▸ **Exercise instructions**: From first line to last, output the records below exactly.

-.-.-

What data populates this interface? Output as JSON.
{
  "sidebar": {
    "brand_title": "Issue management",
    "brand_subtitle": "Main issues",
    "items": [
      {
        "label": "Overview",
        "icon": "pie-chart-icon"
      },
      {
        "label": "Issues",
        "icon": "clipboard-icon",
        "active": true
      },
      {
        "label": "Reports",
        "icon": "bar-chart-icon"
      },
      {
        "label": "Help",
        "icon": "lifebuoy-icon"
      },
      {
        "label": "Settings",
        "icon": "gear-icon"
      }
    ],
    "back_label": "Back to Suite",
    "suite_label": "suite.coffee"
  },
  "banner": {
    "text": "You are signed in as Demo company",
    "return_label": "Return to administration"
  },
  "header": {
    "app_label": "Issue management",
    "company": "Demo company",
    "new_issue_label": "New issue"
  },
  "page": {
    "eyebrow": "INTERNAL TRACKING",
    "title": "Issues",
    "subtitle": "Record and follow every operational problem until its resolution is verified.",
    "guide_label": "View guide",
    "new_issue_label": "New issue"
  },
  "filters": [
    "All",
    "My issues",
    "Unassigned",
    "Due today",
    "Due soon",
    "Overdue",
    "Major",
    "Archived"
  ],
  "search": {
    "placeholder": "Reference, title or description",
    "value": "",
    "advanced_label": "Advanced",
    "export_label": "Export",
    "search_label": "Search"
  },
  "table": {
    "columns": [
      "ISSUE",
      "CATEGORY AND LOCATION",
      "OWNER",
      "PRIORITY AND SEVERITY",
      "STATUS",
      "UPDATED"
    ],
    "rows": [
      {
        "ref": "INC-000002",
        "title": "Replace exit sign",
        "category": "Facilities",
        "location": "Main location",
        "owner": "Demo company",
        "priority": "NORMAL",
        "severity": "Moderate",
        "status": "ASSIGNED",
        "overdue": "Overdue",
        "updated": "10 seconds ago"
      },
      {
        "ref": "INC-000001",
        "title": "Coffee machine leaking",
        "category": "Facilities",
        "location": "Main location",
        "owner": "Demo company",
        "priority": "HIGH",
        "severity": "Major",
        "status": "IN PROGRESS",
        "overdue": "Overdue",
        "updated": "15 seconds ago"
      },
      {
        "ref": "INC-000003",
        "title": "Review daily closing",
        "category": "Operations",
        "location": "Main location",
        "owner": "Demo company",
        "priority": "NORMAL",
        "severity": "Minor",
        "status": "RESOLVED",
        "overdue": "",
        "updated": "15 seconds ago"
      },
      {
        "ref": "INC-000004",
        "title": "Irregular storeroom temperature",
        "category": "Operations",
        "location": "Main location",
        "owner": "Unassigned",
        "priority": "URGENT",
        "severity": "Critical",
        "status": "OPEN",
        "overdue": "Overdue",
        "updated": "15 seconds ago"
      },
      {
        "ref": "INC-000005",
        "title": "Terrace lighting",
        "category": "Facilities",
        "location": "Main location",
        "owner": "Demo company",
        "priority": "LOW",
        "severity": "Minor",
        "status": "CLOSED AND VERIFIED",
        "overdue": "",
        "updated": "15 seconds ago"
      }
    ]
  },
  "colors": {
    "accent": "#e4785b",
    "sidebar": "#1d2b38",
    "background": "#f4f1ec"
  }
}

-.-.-

▸ **Answer for this exercise**:
What data populates this interface? Output as JSON.
{
  "sidebar": {
    "brand_title": "Issue management",
    "brand_subtitle": "Main issues",
    "items": [
      {
        "label": "Overview",
        "icon": "pie-chart-icon"
      },
      {
        "label": "Issues",
        "icon": "clipboard-icon",
        "active": true
      },
      {
        "label": "Reports",
        "icon": "bar-chart-icon"
      },
      {
        "label": "Help",
        "icon": "lifebuoy-icon"
      },
      {
        "label": "Settings",
        "icon": "gear-icon"
      }
    ],
    "back_label": "Back to Suite",
    "suite_label": "suite.coffee"
  },
  "banner": {
    "text": "You are signed in as Demo company",
    "return_label": "Return to administration"
  },
  "header": {
    "app_label": "Issue management",
    "company": "Demo company",
    "new_issue_label": "New issue"
  },
  "page": {
    "eyebrow": "INTERNAL TRACKING",
    "title": "Issues",
    "subtitle": "Record and follow every operational problem until its resolution is verified.",
    "guide_label": "View guide",
    "new_issue_label": "New issue"
  },
  "filters": [
    "All",
    "My issues",
    "Unassigned",
    "Due today",
    "Due soon",
    "Overdue",
    "Major",
    "Archived"
  ],
  "search": {
    "placeholder": "Reference, title or description",
    "value": "",
    "advanced_label": "Advanced",
    "export_label": "Export",
    "search_label": "Search"
  },
  "table": {
    "columns": [
      "ISSUE",
      "CATEGORY AND LOCATION",
      "OWNER",
      "PRIORITY AND SEVERITY",
      "STATUS",
      "UPDATED"
    ],
    "rows": [
      {
        "ref": "INC-000002",
        "title": "Replace exit sign",
        "category": "Facilities",
        "location": "Main location",
        "owner": "Demo company",
        "priority": "NORMAL",
        "severity": "Moderate",
        "status": "ASSIGNED",
        "overdue": "Overdue",
        "updated": "10 seconds ago"
      },
      {
        "ref": "INC-000001",
        "title": "Coffee machine leaking",
        "category": "Facilities",
        "location": "Main location",
        "owner": "Demo company",
        "priority": "HIGH",
        "severity": "Major",
        "status": "IN PROGRESS",
        "overdue": "Overdue",
        "updated": "15 seconds ago"
      },
      {
        "ref": "INC-000003",
        "title": "Review daily closing",
        "category": "Operations",
        "location": "Main location",
        "owner": "Demo company",
        "priority": "NORMAL",
        "severity": "Minor",
        "status": "RESOLVED",
        "overdue": "",
        "updated": "15 seconds ago"
      },
      {
        "ref": "INC-000004",
        "title": "Irregular storeroom temperature",
        "category": "Operations",
        "location": "Main location",
        "owner": "Unassigned",
        "priority": "URGENT",
        "severity": "Critical",
        "status": "OPEN",
        "overdue": "Overdue",
        "updated": "15 seconds ago"
      },
      {
        "ref": "INC-000005",
        "title": "Terrace lighting",
        "category": "Facilities",
        "location": "Main location",
        "owner": "Demo company",
        "priority": "LOW",
        "severity": "Minor",
        "status": "CLOSED AND VERIFIED",
        "overdue": "",
        "updated": "15 seconds ago"
      }
    ]
  },
  "colors": {
    "accent": "#e4785b",
    "sidebar": "#1d2b38",
    "background": "#f4f1ec"
  }
}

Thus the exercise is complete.